Global climate change was one of the key topics at the meeting of ASEM Ministers of Foreign Affairs that was recently held in Luxembourg. Tackling this challenge will require all countries to change the way they power their economies. To help identify, develop and share the technologies that will be needed, our capital city, Astana, will host the International Exhibition “EXPO 2017” on the theme of “Future Energy”. I am proud that many foreign countries and global companies have already confirmed their participation at this important event.
Ahead of EXPO 2017, Kazakhstan and ASEF have already held a seminar on “the problems of climate change in Central Asia and the development of the sphere of hydrocarbons” in April 2015. It was the first event that Kazakhstan had conducted with ASEM members and I am sure our cooperation will continue to be fruitful in the future.
The terrible danger that nuclear weapons pose to the world continues to be a major threat to all our safety and security. It is a threat that Kazakhstan knows well from its recent history: as a part of the Soviet Union, our country was the scene of 450 nuclear tests over 40 years and suffered badly. Even before Kazakhstan became formally independent, President Nazarbayev closed the Semipalatinsk nuclear testing site in 1991. Today Kazakhstan continues to work tirelessly in the international arena to end nuclear weapon tests, to halt the proliferation of weapons of mass destruction and to champion the cause of nuclear disarmament.

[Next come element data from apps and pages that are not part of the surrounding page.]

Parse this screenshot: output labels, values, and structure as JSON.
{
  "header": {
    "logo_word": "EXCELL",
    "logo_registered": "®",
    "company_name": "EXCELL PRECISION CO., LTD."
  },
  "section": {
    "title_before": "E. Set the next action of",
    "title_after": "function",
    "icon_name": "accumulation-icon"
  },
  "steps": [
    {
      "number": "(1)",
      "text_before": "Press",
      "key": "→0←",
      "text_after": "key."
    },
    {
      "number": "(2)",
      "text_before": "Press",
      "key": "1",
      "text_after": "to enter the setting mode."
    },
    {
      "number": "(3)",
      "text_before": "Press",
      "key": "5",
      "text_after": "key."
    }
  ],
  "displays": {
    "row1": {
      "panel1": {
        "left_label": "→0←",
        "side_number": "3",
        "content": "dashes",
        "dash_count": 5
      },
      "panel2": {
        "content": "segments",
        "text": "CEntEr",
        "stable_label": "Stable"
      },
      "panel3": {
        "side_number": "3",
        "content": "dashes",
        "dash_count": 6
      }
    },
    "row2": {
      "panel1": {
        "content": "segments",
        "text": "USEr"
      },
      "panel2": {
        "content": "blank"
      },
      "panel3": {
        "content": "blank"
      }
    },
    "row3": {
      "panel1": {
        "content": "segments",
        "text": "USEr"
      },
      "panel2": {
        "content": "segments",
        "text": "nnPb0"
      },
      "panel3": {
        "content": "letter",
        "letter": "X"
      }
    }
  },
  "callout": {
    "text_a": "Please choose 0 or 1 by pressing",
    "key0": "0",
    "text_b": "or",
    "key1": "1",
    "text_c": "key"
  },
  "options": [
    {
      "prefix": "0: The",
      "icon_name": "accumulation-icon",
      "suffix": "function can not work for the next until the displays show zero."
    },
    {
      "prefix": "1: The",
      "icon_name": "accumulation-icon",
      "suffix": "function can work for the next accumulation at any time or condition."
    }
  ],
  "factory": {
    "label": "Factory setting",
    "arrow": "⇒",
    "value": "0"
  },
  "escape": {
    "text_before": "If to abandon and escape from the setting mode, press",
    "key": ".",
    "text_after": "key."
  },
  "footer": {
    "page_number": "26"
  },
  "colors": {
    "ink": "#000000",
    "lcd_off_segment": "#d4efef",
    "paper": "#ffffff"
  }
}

The ATOM project, which stands for “Abolish Testing, Our Mission”, is an important part of this campaign. It is focused on raising awareness of the threat of nuclear weapons on humans and the environment all over the world.
Kazakhstan has also taken steps to help the expansion of peaceful nuclear power without increasing the dangers of the spread of nuclear weapons. Our country has agreed with the International Atomic Energy Agency to host the world’s first Low-Enriched Uranium (LEU) Bank from 2017. It is an important step towards the strengthening of cooperation in the area of atomic energy and in establishing a safer world.
Kazakhstan is proud to have built a society in which people of many faiths and backgrounds live in harmony. In a world in which there are many religious, military and political conflicts, the need for tolerance and understanding is more important than ever. It was to build this understanding and respect that President Nazarbayev established the Congress of the Leaders of World and Traditional Religions that is held in our capital Astana every three years.
It is to help heal divisions, foster peace and cooperation, and build prosperity across the world that Kazakhstan is seeking a seat on the United Nations Security Council as a Non-Permanent Member for 2017-2018. I know these goals are also important to ASEM countries, and Kazakhstan looks forward to working to achieve these ambitions in close collaboration and coordination with the member states.
Kazakhstan’s above-mentioned initiatives such as EXPO 2017 and the LEU Bank were mentioned in the Chair’s Statement of the ASEM Ministerial Meeting in Luxembourg. It shows that the world community members share the same goals with Kazakhstan in building a better world.
All this leads Kazakhstan to seek forging new humanitarian, socioeconomic and political links within the ASEM. We stand ready to further develop all relevant projects initiated by other members of this distinguished Forum.
*This article – originally published on ASEF website on 23 December 2015 – is part of the ASEM 20th Anniversary Publication on Celebrating 20 Years of Asia-Europe Relations. The publication is a collection of articles by leaders and experts from Asia and Europe on the past, present and future of ASEM. Selected articles from this collection will be compiled and published as a book by the Asia-Europe Foundation (ASEF), which will be launched at the 11th Asia-Europe Meeting (ASEM11) Summit in 2016 in Mongolia.